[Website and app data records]
▬▬▬▬▬▬▬▬▬▬

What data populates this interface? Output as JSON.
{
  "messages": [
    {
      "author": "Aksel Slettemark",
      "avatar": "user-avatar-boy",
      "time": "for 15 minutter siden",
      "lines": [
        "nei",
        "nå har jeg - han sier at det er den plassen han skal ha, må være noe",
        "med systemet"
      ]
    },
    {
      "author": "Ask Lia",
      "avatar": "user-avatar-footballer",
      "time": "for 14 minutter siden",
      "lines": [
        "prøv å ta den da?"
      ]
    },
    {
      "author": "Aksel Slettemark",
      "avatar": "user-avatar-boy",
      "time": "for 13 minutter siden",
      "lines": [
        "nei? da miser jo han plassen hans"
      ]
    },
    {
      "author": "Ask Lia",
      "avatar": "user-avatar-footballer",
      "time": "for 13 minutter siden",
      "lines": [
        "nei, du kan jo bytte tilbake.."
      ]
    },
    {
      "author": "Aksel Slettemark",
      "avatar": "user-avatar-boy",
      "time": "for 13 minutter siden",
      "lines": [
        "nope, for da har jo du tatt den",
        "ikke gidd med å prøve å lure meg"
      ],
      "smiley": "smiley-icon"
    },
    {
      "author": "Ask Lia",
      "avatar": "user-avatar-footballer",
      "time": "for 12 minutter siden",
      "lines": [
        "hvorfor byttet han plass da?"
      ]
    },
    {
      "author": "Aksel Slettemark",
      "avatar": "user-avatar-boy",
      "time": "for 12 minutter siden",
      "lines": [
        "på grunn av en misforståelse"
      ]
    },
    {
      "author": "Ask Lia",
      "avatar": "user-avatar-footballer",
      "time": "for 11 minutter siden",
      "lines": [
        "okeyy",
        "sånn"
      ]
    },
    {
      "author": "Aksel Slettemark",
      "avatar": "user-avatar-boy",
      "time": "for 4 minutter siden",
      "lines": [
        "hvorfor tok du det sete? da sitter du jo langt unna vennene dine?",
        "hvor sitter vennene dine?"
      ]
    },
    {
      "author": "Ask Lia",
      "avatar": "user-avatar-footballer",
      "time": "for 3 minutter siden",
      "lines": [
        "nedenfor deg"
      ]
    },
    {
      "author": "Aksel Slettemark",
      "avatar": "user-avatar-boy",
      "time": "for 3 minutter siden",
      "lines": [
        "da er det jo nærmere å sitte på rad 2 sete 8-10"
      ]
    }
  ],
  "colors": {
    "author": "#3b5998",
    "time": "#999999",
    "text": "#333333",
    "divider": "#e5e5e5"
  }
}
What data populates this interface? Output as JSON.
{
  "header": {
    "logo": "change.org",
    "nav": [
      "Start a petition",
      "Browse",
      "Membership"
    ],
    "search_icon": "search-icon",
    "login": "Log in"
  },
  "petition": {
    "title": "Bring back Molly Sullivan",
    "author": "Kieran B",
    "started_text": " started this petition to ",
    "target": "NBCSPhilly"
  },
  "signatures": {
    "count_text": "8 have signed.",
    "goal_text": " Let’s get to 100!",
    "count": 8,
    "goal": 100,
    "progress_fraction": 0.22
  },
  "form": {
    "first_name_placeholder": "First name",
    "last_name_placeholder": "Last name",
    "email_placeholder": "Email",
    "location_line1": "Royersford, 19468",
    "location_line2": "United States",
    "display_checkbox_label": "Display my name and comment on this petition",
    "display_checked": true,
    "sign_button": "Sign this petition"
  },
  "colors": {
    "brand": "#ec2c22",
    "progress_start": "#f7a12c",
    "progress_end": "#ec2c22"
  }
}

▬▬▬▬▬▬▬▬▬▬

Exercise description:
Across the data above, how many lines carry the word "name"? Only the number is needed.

Written response:
3